• [ASSIGNMENT]: If a line in the records below contains the word "html", copy it out.

• [Entries from a dataset of interfaces]:

□ □ □ □ □

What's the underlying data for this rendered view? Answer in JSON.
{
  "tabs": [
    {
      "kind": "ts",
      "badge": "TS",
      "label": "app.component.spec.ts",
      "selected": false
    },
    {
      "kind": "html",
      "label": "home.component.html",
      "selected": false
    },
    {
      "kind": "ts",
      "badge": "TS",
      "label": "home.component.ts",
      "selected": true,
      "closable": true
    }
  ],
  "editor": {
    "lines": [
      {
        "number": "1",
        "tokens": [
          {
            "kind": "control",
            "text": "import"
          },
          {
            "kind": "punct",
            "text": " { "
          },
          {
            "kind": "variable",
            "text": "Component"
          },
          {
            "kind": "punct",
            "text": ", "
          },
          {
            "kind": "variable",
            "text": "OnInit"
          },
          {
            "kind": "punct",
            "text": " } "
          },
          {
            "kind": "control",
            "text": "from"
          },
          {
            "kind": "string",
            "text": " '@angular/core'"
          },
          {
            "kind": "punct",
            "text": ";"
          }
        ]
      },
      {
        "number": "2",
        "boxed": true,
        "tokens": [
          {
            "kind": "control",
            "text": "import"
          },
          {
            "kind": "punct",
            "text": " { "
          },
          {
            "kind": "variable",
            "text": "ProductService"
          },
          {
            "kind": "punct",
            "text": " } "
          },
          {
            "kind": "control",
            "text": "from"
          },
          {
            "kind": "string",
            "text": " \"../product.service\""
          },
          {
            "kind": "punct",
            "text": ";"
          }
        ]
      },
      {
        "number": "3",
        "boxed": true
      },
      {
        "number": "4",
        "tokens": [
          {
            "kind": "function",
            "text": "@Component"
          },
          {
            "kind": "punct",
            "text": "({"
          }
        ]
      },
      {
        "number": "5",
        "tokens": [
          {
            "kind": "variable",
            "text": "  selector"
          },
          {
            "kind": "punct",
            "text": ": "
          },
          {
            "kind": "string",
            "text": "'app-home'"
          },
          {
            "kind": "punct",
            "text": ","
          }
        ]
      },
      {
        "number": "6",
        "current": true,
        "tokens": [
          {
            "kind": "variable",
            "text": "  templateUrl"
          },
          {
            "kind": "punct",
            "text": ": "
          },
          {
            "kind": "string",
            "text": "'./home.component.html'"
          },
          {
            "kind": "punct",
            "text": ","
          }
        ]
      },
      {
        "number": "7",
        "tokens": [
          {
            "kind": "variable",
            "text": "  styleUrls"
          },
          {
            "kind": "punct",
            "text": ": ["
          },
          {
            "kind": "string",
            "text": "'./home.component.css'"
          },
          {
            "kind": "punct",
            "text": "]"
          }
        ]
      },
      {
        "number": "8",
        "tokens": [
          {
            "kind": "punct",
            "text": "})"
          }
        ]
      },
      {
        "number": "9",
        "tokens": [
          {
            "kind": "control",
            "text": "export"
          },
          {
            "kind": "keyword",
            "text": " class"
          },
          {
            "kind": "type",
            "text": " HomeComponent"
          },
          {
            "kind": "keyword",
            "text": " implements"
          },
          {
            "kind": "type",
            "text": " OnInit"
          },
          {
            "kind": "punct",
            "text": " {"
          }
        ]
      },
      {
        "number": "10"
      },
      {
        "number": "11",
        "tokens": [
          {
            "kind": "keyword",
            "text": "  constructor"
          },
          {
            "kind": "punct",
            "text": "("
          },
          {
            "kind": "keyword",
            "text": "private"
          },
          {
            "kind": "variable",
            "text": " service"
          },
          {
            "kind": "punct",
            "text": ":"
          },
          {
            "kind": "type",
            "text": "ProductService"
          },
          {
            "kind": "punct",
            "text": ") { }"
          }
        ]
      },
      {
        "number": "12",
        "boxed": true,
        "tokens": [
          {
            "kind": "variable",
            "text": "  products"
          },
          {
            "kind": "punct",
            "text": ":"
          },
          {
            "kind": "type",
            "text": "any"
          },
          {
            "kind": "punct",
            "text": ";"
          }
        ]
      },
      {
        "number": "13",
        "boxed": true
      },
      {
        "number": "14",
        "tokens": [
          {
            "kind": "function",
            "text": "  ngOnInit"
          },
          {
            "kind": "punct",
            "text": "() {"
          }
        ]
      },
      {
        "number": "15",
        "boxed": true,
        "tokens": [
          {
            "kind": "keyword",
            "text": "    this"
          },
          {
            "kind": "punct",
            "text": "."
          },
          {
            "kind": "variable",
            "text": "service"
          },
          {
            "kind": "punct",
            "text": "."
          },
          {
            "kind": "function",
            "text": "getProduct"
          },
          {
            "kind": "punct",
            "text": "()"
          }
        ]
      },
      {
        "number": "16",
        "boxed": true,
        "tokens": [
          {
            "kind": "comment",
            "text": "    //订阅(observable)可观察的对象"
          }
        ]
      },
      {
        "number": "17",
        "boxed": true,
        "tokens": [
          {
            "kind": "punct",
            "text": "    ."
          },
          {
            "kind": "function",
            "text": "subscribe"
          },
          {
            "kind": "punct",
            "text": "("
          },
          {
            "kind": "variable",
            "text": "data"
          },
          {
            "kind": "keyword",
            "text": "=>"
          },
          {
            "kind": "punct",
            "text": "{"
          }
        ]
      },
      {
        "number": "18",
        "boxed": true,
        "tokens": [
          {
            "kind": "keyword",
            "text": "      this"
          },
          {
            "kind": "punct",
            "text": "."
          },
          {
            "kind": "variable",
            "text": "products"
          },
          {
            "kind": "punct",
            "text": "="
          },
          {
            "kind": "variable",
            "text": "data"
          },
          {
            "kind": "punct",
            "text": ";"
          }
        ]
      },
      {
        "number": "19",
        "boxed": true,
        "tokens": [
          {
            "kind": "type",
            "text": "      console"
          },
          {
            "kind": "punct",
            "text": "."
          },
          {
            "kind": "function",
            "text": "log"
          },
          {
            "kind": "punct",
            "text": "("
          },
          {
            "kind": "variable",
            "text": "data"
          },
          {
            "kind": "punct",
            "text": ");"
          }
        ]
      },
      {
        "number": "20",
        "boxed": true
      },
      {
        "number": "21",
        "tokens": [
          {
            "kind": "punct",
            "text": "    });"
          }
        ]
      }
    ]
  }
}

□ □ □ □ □

• [ANSWER SECTION]:
      "kind": "html",
      "label": "home.component.html",
            "text": "'./home.component.html'"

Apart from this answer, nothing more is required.